“I hope that the ADA creates stricter policies for employers and businesses, so the disabled community sees more opportunities in the next 30 years too!” – Ashlee
Meredith Aleigha Wells is 25 years old and works as a traveling artist; unfortunately, the pandemic has left her quarantined in Cleveland, OH. She lives with postural orthostatic tachycardia syndrome (POTS). Normally, her art consists of acting, dancing, and singing.
The experience of COVID-19 and the quarantine has had an affect on her as well, and she says that it has been a little frustrating to see how many activities and other things go virtual after years of having them be denied to the disabled community, who have needed virtual access far before the pandemic began. However, Wells acknowledges that benefits of the ADA and expresses admiration for the activists that helped make it a reality:
31 year old Chelsea Anne Lawrence of Minneapolis, MN lives with Ehlers-Danlos syndrome, a rare connective tissue disorder. She also has several other rare conditions that cause disability, such as functional neurological disorder, mast cell activation syndrome, degenerative disc disease, and craniocervical disability. The pandemic has cut off her access to a lot of critical treatments, including physical therapy, occupational therapy, speech therapy, and her personal care assistant.
“…We have changed some things, but it’s a big world and there [is] a lot of change that needs to happen.” – Chelsea
Chelsea is right.
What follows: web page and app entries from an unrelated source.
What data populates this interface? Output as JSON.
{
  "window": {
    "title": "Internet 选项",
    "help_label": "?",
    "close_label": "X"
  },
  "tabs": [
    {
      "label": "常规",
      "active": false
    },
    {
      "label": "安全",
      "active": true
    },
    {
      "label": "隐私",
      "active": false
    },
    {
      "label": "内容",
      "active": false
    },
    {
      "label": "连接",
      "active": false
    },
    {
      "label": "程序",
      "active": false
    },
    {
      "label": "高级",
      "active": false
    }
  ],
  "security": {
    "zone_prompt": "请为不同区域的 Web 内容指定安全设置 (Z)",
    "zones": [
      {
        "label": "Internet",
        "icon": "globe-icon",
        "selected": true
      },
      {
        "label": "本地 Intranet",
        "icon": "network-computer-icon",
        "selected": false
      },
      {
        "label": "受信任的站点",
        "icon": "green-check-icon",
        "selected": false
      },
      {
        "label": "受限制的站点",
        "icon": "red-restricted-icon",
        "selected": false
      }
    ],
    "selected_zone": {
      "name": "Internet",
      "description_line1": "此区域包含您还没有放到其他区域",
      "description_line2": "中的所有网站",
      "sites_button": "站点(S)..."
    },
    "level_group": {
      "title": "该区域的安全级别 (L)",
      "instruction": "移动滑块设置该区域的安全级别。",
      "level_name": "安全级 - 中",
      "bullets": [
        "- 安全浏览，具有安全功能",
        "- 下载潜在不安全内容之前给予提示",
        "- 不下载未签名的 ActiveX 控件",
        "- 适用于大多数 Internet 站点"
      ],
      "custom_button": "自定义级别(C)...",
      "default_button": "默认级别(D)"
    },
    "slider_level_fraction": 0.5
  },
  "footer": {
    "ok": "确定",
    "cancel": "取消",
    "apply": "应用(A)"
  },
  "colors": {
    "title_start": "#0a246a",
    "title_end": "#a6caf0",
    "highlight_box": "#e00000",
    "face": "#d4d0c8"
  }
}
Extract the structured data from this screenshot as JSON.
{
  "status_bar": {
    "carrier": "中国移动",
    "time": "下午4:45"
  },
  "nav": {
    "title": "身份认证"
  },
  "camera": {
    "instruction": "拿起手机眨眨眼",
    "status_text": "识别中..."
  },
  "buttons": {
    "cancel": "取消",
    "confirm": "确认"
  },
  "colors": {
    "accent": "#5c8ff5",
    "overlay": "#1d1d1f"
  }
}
There is still a lot of work to be done in obtaining equality for the disadvantaged and the disabled in our country, but remembering important moments like the ADA can help remind us that change is possible and that we can keep working towards a more just society.